The Chinese government has publicly recognized the plight of migrant construction workers who are cheated or face delayed payment of their wages. Senior policymakers have made annual high-profile appeals for employers to end such abuses. The central government has also produced recommendations for long-term resolution of the problem based on the findings of several research reports by institutions including the State Council, China’s cabinet. But the failure to enforce key provisions of China’s Labor Law designed to protect workers from wage and other forms of exploitation by their employers renders those recommendations and rhetoric meaningless.
The Chinese government should back up its recognition of the rampant wage exploitation and other abuses of migrant construction workers through the following measures :
While this report does not focus on Olympics building sites per se—access to such sites is strictly controlled, making on-site research by Human Rights Watch impossible—it is clear that Olympics sites are plagued by the same problems addressed here.
In January 2006, the Beijing city government announced that it had fined 12 unidentified companies contracted to build Olympics-related projects for withholding wages to their workers.  While we have no specific information about those Olympic venues, the consistency of abuses across other sites in Beijing, regardless of the location, type and size of project, should raise concerns about Olympic sites.

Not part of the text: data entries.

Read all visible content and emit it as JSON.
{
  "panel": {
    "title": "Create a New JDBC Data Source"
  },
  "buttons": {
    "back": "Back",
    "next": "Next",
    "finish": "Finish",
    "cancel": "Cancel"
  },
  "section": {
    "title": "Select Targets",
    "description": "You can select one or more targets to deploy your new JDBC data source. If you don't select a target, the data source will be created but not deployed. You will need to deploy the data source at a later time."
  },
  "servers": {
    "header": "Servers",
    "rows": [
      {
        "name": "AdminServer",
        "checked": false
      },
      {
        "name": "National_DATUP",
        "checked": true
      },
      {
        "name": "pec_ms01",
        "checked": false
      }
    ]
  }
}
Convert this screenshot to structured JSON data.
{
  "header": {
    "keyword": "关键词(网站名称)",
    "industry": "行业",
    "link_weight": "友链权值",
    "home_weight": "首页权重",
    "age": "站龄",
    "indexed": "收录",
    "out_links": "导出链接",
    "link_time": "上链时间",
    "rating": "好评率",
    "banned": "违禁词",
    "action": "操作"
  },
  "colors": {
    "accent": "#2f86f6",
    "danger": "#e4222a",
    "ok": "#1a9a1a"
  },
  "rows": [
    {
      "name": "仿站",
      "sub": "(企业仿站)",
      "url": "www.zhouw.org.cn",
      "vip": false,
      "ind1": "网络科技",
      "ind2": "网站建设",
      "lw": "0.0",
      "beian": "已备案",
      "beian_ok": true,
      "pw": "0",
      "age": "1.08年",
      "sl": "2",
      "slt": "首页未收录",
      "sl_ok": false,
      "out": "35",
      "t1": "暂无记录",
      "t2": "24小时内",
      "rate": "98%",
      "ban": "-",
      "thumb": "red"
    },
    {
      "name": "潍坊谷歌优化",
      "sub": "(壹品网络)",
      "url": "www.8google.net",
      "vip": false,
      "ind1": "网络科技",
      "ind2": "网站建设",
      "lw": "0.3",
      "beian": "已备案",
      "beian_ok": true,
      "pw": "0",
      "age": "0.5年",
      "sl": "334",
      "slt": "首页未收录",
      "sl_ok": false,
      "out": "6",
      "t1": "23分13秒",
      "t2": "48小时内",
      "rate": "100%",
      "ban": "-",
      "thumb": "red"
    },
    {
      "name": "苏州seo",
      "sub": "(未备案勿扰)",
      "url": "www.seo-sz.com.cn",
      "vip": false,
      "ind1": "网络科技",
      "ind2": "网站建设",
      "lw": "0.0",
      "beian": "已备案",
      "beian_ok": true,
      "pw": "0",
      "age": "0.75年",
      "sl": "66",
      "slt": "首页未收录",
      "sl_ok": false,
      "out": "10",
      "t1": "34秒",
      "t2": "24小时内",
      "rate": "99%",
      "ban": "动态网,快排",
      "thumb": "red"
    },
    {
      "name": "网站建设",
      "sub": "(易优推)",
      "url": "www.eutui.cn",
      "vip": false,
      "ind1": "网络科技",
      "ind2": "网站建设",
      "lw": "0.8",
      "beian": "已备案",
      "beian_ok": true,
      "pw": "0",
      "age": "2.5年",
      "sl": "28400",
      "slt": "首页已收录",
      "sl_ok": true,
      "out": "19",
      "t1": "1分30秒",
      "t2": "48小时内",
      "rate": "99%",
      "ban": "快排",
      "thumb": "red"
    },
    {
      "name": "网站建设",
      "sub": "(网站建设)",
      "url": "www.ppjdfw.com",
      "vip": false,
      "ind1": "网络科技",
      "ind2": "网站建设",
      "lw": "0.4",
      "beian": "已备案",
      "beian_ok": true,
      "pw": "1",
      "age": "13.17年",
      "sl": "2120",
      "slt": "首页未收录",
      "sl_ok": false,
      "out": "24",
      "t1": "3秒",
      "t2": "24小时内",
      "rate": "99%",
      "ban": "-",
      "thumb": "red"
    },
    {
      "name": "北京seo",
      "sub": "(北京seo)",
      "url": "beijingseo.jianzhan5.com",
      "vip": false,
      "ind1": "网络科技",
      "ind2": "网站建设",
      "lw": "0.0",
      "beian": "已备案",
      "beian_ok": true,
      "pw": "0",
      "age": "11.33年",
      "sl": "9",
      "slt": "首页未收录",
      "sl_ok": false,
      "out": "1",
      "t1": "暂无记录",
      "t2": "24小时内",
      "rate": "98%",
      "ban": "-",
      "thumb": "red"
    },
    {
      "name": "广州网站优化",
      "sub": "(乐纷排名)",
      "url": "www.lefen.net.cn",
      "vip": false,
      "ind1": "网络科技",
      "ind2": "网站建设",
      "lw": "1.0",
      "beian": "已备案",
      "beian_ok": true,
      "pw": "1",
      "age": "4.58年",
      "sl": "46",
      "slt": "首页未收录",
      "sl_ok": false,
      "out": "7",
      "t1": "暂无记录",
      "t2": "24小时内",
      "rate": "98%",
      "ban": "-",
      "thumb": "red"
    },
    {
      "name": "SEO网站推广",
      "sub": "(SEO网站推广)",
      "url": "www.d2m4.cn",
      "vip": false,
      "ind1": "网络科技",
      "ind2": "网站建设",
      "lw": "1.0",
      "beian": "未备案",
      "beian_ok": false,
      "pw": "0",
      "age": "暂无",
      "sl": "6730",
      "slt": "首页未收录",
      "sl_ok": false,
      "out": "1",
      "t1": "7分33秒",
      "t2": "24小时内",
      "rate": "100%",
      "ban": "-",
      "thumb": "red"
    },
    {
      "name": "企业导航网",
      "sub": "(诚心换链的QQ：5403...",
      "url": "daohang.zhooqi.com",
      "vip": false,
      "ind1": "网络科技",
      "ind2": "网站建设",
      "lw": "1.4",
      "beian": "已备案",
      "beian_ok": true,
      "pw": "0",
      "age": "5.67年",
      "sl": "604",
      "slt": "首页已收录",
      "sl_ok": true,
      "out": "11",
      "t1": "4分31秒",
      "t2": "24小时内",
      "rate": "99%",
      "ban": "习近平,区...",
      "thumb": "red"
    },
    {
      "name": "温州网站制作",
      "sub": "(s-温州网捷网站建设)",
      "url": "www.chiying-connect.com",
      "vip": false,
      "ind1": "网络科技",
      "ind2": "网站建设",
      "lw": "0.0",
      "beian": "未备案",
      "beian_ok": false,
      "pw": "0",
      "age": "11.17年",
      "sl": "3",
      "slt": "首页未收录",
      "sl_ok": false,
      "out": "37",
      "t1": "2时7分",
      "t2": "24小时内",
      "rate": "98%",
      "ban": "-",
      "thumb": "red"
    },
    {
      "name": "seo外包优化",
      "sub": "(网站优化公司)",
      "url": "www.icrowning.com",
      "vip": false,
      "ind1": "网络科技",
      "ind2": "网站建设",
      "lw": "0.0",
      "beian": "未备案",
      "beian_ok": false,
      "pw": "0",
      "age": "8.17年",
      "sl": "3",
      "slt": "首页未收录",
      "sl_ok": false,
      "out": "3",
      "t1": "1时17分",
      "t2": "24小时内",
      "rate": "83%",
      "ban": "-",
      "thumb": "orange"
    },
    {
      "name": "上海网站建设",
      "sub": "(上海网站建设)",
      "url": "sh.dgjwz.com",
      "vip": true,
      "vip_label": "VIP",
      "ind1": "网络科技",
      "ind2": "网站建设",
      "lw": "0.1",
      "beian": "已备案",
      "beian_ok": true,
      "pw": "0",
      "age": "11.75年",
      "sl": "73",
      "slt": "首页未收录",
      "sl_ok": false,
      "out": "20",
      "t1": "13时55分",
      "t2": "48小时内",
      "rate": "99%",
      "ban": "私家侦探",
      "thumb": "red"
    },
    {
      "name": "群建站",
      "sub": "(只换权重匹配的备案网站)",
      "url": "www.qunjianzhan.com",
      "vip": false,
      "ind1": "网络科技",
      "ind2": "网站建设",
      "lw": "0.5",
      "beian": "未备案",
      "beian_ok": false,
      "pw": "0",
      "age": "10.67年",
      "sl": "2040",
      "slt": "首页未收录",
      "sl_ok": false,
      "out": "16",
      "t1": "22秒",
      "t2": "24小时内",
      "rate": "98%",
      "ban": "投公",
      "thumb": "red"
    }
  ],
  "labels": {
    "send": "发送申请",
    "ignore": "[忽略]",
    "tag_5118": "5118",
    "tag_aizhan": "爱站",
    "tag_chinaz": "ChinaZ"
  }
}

The International Olympic Committee (IOC), whose selection of Beijing in 2001 to host the 2008 Olympic Games has helped to spur the construction boom, should ensure that migrant construction workers employed on Olympics-related projects are treated in accordance with Chinese law and thus paid in a fair and timely manner. The IOC should :
If the IOC fails to act, spectators at the 2008 Olympic Games in Beijing should be made aware that the venues in which they are watching the Games may have been built by workers who were mistreated, never paid or paid late for their labors, or faced dangerous and unsanitary conditions, with tragic consequences for some. Spectators should also know that the IOC never made a serious effort to ensure more humane treatment for such workers.
 Human Rights Watch interview with a Beijing-based migrant construction worker (name withheld), Beijing, January-March 2007.
 “Beijing Ponders Construction Workers Future Post-Olympics,” Agence France Press( Beijing), September 19, 2006.
 "Beijing Government Official : Migrant Workers on Olympic Projects Suffer Delayed Wage Payments,” (北京官员：奥运农明宫工资被拖欠）BBC.Com, January 10, 2007, http://news.bbc.co.uk.go/pr/fr/-/ch... (accessed January 10, 2007).
 Mei Fong, “China cites worker deaths,” Asian Wall Street Journal (Beijing), January 29, 2008.
 “Beijing denies 10 deaths at Bird’s Nest,” Reuters, January 21, 2008.